An anthology comedy series featuring a line up of different celebrity guest stars appearing in anywhere from one, two, three, and four short stories or vignettes within an hour about versions of love and romance.
One of the many variety shows available in the 1970s (along with Sonny and Cher, Captain and Tennille, Donny and Marie, etc). Hosted by African American comic actor Flip Wilson, this show ... See full summary »
The large headgear on 90-pound novice Sister Bertrille, of the convent San Tanco in Puerto Rico, enables her to fly in any stiff breeze. Her gift enables her to aid others, whether they wish it or not.Written by
Ed Stephan <email@example.com>
A novice nun at Convent San Tanco has the Reverend Mother up in arms: it seems she is so light that the winds pick up her starched habit and away she goes! Fun TV-series, adapted from Tere Rios' book "The Fifteenth Pelican", has Sally Field basically reprising her "Gidget" character in nun regalia. Although she has said this show was embarrassing for her, Sally is very appealing teaching the local kids English and singing them their lessons (oh yes, she was a Singing Nun too!). Her rapport with the other sisters is warm and friendly, and each week the Reverend Mother learned to loosen up a bit. After the location-rich pilot episode, the series got a little bit stuck in a studio-bound rut, but the flying sequences are always handled with comic flair. A few dud episodes (such as the one where the Reverend Mother and Field's Sister Bertrille changed personalities) didn't dim the overall appeal of "The Flying Nun", which was mostly blessed with fresh writing and a fast pace.
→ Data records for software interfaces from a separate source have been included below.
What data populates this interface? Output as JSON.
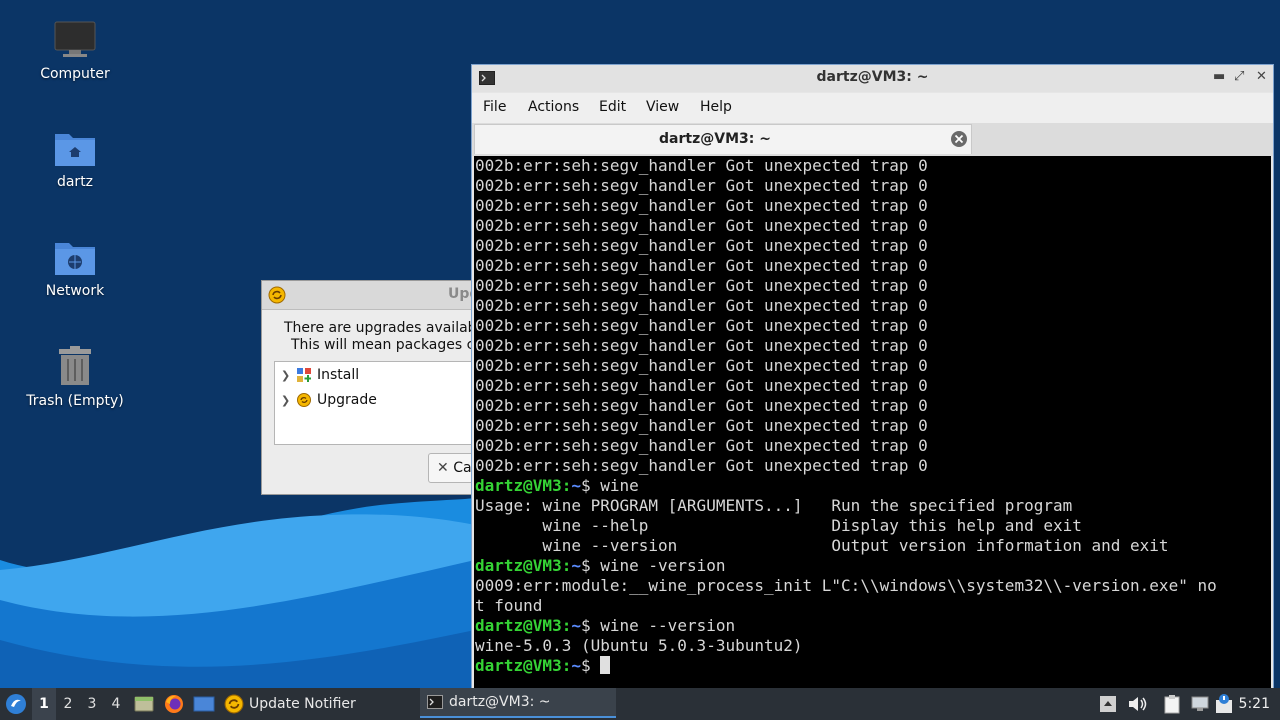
{
  "desktop": {
    "icons": [
      {
        "label": "Computer",
        "icon": "computer-icon"
      },
      {
        "label": "dartz",
        "icon": "home-folder-icon"
      },
      {
        "label": "Network",
        "icon": "network-folder-icon"
      },
      {
        "label": "Trash (Empty)",
        "icon": "trash-icon"
      }
    ]
  },
  "update_dialog": {
    "title": "Upd",
    "message_line1": "There are upgrades availabl",
    "message_line2": "This will mean packages co",
    "tree": [
      {
        "label": "Install",
        "icon": "install-icon"
      },
      {
        "label": "Upgrade",
        "icon": "upgrade-icon"
      }
    ],
    "cancel_label": "Ca"
  },
  "terminal": {
    "title": "dartz@VM3: ~",
    "menu": [
      "File",
      "Actions",
      "Edit",
      "View",
      "Help"
    ],
    "tab_label": "dartz@VM3: ~",
    "lines": [
      {
        "text": "002b:err:seh:segv_handler Got unexpected trap 0"
      },
      {
        "text": "002b:err:seh:segv_handler Got unexpected trap 0"
      },
      {
        "text": "002b:err:seh:segv_handler Got unexpected trap 0"
      },
      {
        "text": "002b:err:seh:segv_handler Got unexpected trap 0"
      },
      {
        "text": "002b:err:seh:segv_handler Got unexpected trap 0"
      },
      {
        "text": "002b:err:seh:segv_handler Got unexpected trap 0"
      },
      {
        "text": "002b:err:seh:segv_handler Got unexpected trap 0"
      },
      {
        "text": "002b:err:seh:segv_handler Got unexpected trap 0"
      },
      {
        "text": "002b:err:seh:segv_handler Got unexpected trap 0"
      },
      {
        "text": "002b:err:seh:segv_handler Got unexpected trap 0"
      },
      {
        "text": "002b:err:seh:segv_handler Got unexpected trap 0"
      },
      {
        "text": "002b:err:seh:segv_handler Got unexpected trap 0"
      },
      {
        "text": "002b:err:seh:segv_handler Got unexpected trap 0"
      },
      {
        "text": "002b:err:seh:segv_handler Got unexpected trap 0"
      },
      {
        "text": "002b:err:seh:segv_handler Got unexpected trap 0"
      },
      {
        "text": "002b:err:seh:segv_handler Got unexpected trap 0"
      },
      {
        "prompt": true,
        "user": "dartz@VM3",
        "path": "~",
        "cmd": "wine"
      },
      {
        "text": "Usage: wine PROGRAM [ARGUMENTS...]   Run the specified program"
      },
      {
        "text": "       wine --help                   Display this help and exit"
      },
      {
        "text": "       wine --version                Output version information and exit"
      },
      {
        "prompt": true,
        "user": "dartz@VM3",
        "path": "~",
        "cmd": "wine -version"
      },
      {
        "text": "0009:err:module:__wine_process_init L\"C:\\\\windows\\\\system32\\\\-version.exe\" no"
      },
      {
        "text": "t found"
      },
      {
        "prompt": true,
        "user": "dartz@VM3",
        "path": "~",
        "cmd": "wine --version"
      },
      {
        "text": "wine-5.0.3 (Ubuntu 5.0.3-3ubuntu2)"
      },
      {
        "prompt": true,
        "user": "dartz@VM3",
        "path": "~",
        "cmd": "",
        "cursor": true
      }
    ]
  },
  "taskbar": {
    "workspaces": [
      "1",
      "2",
      "3",
      "4"
    ],
    "active_workspace": "1",
    "tasks": [
      {
        "label": "Update Notifier",
        "icon": "update-notifier-icon"
      },
      {
        "label": "dartz@VM3: ~",
        "icon": "terminal-icon"
      }
    ],
    "clock": "5:21"
  },
  "colors": {
    "prompt_user": "#35d435",
    "prompt_path": "#5b8cff",
    "terminal_bg": "#000000",
    "wallpaper_bg": "#0b3566",
    "taskbar_bg": "#2a3037"
  }
}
10 of 12 people found this review helpful.
Was this review helpful to you?
| Report this